START Records to process

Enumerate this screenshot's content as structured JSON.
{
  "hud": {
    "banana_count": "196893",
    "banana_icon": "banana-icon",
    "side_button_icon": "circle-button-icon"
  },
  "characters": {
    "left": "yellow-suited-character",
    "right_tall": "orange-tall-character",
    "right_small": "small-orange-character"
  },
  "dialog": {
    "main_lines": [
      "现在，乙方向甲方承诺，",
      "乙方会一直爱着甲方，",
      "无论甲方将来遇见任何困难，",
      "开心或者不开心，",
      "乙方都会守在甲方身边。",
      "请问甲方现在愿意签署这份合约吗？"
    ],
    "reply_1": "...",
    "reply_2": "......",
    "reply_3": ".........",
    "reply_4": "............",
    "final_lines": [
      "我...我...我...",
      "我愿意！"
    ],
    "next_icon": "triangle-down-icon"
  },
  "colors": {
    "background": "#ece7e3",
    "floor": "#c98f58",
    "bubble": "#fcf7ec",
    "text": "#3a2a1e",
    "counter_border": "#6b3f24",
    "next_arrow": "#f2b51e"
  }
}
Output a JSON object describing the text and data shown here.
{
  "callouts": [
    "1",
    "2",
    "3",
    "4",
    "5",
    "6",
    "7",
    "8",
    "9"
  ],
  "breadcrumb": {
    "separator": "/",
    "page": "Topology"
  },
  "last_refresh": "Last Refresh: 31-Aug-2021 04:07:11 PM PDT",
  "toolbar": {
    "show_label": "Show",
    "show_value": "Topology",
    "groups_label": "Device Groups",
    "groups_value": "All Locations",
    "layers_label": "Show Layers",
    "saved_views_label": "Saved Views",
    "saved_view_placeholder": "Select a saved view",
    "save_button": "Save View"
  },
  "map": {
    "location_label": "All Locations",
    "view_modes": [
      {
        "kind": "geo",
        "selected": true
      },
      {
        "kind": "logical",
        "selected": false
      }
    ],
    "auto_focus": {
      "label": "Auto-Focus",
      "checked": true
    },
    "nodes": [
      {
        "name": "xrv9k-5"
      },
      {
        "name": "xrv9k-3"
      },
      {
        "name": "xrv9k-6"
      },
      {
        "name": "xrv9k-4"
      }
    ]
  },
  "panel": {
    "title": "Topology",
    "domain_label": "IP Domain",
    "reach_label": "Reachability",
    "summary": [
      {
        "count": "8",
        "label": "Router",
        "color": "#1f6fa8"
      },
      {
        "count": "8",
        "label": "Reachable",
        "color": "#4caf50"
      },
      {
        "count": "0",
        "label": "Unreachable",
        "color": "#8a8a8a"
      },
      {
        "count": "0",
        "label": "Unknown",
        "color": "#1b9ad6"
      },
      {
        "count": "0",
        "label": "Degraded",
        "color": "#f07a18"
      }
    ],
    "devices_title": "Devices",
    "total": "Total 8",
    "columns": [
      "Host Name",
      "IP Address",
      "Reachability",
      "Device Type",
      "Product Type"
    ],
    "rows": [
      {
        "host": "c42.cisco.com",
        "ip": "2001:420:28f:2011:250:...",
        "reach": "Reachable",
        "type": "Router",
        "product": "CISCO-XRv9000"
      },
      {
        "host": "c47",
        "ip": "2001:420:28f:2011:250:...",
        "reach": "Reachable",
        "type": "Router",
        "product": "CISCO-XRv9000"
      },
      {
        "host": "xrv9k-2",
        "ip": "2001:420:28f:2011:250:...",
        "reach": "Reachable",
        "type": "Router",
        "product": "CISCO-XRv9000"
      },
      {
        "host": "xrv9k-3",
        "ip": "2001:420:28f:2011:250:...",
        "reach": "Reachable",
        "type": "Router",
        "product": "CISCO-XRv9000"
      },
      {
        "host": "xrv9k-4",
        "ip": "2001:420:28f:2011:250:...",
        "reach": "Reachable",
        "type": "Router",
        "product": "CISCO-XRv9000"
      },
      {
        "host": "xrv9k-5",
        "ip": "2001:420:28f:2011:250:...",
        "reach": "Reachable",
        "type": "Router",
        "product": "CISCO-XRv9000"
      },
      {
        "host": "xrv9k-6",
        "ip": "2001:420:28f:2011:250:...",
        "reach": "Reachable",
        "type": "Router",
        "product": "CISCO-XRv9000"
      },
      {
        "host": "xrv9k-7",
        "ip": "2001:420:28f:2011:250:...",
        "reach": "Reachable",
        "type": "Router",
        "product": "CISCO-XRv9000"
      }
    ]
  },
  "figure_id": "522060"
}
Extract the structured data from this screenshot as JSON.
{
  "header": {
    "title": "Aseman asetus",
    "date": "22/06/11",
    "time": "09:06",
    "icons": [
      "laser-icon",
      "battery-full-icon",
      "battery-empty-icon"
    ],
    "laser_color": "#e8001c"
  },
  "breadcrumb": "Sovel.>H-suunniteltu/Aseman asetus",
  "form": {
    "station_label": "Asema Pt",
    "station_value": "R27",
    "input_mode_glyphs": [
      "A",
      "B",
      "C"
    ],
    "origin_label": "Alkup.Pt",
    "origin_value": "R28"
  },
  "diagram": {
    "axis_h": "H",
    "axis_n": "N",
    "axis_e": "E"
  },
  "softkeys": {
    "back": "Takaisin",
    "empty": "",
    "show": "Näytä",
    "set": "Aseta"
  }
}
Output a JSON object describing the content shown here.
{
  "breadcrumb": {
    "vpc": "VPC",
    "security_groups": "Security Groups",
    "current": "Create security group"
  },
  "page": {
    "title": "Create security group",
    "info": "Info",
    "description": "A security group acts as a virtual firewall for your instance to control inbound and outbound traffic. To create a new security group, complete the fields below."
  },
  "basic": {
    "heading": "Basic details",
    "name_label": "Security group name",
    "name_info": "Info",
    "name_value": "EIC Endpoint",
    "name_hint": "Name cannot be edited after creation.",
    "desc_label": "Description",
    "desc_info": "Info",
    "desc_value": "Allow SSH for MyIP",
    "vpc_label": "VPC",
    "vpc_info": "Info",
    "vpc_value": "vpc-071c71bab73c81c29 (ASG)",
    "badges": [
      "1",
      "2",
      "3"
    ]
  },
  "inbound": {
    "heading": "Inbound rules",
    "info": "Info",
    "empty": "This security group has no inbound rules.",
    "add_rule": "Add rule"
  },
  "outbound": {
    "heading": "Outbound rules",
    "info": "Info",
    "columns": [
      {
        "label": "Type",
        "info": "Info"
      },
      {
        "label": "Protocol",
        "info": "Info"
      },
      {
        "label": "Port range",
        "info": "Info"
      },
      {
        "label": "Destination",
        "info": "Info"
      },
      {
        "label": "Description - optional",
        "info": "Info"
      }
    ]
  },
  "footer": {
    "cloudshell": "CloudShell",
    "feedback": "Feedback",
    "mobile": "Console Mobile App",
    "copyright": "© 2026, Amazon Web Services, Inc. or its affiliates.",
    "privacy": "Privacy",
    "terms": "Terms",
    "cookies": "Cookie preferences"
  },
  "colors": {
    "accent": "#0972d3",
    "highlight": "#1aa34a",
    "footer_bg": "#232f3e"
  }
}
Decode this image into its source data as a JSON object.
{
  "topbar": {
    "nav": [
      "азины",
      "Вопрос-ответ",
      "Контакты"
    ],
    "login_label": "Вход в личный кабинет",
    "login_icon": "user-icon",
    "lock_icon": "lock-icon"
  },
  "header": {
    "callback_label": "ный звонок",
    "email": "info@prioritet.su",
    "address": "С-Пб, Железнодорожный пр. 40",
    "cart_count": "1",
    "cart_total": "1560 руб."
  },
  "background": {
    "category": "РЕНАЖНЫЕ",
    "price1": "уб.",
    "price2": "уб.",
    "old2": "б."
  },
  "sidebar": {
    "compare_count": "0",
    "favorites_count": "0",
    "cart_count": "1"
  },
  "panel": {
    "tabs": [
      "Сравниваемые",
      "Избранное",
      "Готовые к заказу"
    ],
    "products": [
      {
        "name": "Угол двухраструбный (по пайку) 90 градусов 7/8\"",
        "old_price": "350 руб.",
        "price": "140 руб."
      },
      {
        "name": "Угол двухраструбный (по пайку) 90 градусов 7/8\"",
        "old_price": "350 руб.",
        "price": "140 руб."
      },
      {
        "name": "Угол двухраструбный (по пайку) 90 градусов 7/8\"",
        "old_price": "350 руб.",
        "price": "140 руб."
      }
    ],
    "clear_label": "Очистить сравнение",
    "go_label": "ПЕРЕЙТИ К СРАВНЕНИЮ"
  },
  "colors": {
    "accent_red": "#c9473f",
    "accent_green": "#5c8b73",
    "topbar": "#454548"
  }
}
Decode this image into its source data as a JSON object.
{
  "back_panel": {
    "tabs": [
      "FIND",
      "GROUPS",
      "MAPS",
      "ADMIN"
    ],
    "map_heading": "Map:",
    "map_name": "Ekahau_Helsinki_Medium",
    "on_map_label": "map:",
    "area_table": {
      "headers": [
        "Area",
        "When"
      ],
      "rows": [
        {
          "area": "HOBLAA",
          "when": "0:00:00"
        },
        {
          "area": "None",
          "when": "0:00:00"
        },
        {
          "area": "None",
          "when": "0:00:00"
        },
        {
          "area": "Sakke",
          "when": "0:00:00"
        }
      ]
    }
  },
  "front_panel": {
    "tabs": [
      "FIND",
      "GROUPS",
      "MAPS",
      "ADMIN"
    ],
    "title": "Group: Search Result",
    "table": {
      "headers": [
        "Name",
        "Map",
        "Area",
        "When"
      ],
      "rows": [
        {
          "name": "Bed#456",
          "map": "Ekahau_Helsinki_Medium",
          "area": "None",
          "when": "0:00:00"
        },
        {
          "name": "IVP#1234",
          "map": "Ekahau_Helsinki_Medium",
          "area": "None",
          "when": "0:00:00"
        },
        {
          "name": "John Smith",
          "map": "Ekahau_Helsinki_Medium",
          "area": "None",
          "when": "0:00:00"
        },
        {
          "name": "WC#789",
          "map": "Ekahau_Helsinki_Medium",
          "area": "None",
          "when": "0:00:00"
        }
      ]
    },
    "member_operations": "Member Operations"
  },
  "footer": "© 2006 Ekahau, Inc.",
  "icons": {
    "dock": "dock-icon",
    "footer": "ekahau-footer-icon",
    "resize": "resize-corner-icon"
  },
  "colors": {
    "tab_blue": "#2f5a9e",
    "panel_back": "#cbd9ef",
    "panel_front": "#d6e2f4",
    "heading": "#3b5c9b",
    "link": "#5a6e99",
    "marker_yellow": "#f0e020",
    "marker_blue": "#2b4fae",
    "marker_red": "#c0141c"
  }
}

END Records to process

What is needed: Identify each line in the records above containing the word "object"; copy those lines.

Your solution:
Output a JSON object describing the text and data shown here.
Output a JSON object describing the content shown here.
Decode this image into its source data as a JSON object.
Decode this image into its source data as a JSON object.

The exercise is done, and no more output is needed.